Despite all the promises of extra resources that were made during the boom when immigration was encouraged and the desirability of a multi-cultural society in Ireland was extolled, we are left with real problems.
The money to encourage assimilation is no longer available. The extra teachers schools in these areas were supposed to get to help with English language classes did not materialize on anything like a sufficient level. And as the economy crashed, unemployment in these areas soared.
The result is that the social cohesion necessary in these areas is either fragile or missing altogether. The sense of belonging and identity with their new country for some of the immigrants is poor.
That applies to immigrants of all kinds here, and it has to be said that the impression generally is that Muslim immigrants are more successful and self-sufficient than many others. But as we have seen in France, all it takes is a tiny minority of disaffected and angry people to produce a few who may take the path of extreme Islamic fundamentalism and violence.
Although the vast majority of Muslims who live in Ireland are part of mainstream peaceful Islam, it is the disengaged few who may be attracted by jihadi glory that could be a potential problem.
In addition to that, of course, it is also a fact that we have some hard core radicals here who got into Ireland 10 to 15 years ago and managed to get asylum and residency. A few of these hold senior positions in financial support structures for al-Qaeda, and now ISIS, and are well known to both U.S. security and the Gardai (police).
In addition to funding and money-laundering they are also involved in providing false documentation, visas and so on, and more recently some of them are suspected of recruiting young people to fight and have organized training camps in remote locations here.
Some months ago our new Minister for Justice told a committee of the Dail (Irish Parliament) that the Gardai were aware that about 30 suspected jihadis had traveled from Ireland to take part in various conflicts since the start of the Arab Spring. According to the Sunday Independent last weekend, that estimate by the Gardai has since risen to around 50 Irish citizens.

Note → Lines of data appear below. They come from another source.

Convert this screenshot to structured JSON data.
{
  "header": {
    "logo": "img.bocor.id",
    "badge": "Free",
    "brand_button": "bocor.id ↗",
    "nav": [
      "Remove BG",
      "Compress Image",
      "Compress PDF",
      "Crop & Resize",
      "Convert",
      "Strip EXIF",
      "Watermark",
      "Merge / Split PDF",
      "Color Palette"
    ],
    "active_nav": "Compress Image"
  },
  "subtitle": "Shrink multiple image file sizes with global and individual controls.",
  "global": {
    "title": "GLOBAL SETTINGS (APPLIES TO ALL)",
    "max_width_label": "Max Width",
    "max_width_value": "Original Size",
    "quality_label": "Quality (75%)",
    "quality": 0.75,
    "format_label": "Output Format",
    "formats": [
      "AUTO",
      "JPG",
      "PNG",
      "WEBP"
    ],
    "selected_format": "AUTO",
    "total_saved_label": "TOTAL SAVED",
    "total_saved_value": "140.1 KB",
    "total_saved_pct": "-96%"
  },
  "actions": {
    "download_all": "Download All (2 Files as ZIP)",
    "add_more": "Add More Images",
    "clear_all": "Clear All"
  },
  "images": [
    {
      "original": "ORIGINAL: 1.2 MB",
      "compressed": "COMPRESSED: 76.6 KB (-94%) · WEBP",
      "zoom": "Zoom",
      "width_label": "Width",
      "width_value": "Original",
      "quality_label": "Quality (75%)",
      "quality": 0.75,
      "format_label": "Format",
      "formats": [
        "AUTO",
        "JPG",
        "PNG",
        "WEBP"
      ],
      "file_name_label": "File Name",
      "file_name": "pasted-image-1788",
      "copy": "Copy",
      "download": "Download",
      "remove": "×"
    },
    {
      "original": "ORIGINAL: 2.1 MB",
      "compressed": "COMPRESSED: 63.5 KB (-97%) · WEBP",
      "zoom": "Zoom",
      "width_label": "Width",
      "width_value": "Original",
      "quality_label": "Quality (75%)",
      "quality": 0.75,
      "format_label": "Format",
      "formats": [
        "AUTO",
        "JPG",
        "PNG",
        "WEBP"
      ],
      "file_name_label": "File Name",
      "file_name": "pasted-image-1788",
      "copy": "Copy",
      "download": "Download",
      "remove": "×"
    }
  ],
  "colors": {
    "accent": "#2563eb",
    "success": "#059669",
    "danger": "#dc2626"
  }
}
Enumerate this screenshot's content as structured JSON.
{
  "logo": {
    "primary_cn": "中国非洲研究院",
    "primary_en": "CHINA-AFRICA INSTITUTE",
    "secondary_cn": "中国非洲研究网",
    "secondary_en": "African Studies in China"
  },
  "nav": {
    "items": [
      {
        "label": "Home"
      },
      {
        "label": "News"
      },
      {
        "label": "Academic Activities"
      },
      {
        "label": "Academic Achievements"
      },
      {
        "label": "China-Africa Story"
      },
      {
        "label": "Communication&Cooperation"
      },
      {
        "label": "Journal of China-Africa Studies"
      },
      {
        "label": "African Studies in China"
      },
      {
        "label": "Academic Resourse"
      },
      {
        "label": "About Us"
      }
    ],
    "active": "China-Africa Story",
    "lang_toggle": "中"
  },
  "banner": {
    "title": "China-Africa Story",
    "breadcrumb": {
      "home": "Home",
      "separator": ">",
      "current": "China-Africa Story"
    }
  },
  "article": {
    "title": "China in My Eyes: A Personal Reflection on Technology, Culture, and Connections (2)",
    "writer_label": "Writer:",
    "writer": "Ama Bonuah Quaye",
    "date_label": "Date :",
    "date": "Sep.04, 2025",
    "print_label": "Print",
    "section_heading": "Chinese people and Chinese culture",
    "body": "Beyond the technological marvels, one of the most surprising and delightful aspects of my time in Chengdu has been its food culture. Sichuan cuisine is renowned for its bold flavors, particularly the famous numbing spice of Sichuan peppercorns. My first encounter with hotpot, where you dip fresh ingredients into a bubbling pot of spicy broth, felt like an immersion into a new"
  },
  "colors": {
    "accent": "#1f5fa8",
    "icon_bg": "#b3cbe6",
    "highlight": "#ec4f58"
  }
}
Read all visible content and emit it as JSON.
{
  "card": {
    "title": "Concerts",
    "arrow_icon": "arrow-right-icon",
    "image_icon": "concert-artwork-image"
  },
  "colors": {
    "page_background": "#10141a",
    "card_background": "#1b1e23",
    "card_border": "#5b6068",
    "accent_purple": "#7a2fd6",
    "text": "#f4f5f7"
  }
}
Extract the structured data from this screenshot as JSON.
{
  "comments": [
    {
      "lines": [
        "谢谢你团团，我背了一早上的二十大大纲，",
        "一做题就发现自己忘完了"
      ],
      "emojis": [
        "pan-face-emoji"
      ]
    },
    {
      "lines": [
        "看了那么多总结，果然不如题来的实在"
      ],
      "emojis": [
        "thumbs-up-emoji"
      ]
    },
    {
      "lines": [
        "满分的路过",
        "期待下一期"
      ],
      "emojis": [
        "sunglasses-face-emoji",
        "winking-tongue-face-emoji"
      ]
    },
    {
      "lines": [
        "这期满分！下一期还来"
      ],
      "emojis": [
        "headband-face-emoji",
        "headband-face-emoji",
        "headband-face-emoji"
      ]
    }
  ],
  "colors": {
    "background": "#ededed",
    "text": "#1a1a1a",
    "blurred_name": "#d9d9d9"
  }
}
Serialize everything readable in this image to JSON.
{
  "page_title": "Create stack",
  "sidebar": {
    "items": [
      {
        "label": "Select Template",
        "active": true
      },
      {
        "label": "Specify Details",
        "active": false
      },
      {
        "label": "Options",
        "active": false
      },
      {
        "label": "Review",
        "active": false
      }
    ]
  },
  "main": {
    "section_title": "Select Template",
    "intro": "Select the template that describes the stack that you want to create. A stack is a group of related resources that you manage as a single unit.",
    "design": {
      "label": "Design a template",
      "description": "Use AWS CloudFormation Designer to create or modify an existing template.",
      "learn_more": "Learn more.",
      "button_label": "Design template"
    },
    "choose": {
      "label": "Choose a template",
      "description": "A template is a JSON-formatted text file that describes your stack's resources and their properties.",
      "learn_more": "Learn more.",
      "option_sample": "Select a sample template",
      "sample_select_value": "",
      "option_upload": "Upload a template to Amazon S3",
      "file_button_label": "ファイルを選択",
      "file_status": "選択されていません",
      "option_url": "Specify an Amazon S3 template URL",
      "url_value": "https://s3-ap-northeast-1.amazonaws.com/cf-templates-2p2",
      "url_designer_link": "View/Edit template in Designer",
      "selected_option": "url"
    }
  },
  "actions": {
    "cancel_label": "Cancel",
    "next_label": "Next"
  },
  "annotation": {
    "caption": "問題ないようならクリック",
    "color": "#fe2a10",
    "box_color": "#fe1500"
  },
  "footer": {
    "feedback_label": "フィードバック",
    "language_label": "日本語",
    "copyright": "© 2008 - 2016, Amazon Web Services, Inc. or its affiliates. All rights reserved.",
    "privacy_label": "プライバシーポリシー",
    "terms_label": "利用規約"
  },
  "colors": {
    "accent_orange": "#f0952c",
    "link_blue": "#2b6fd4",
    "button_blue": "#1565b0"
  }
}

So could a Paris style attack happen here? It is probably unlikely for two reasons.
Firstly, we don't have problems with immigrant communities due to a colonial legacy similar to France or the U.K. Secondly, Ireland is not part of the war against al-Qaeda and Isis.
But we would be foolish to discount the danger completely.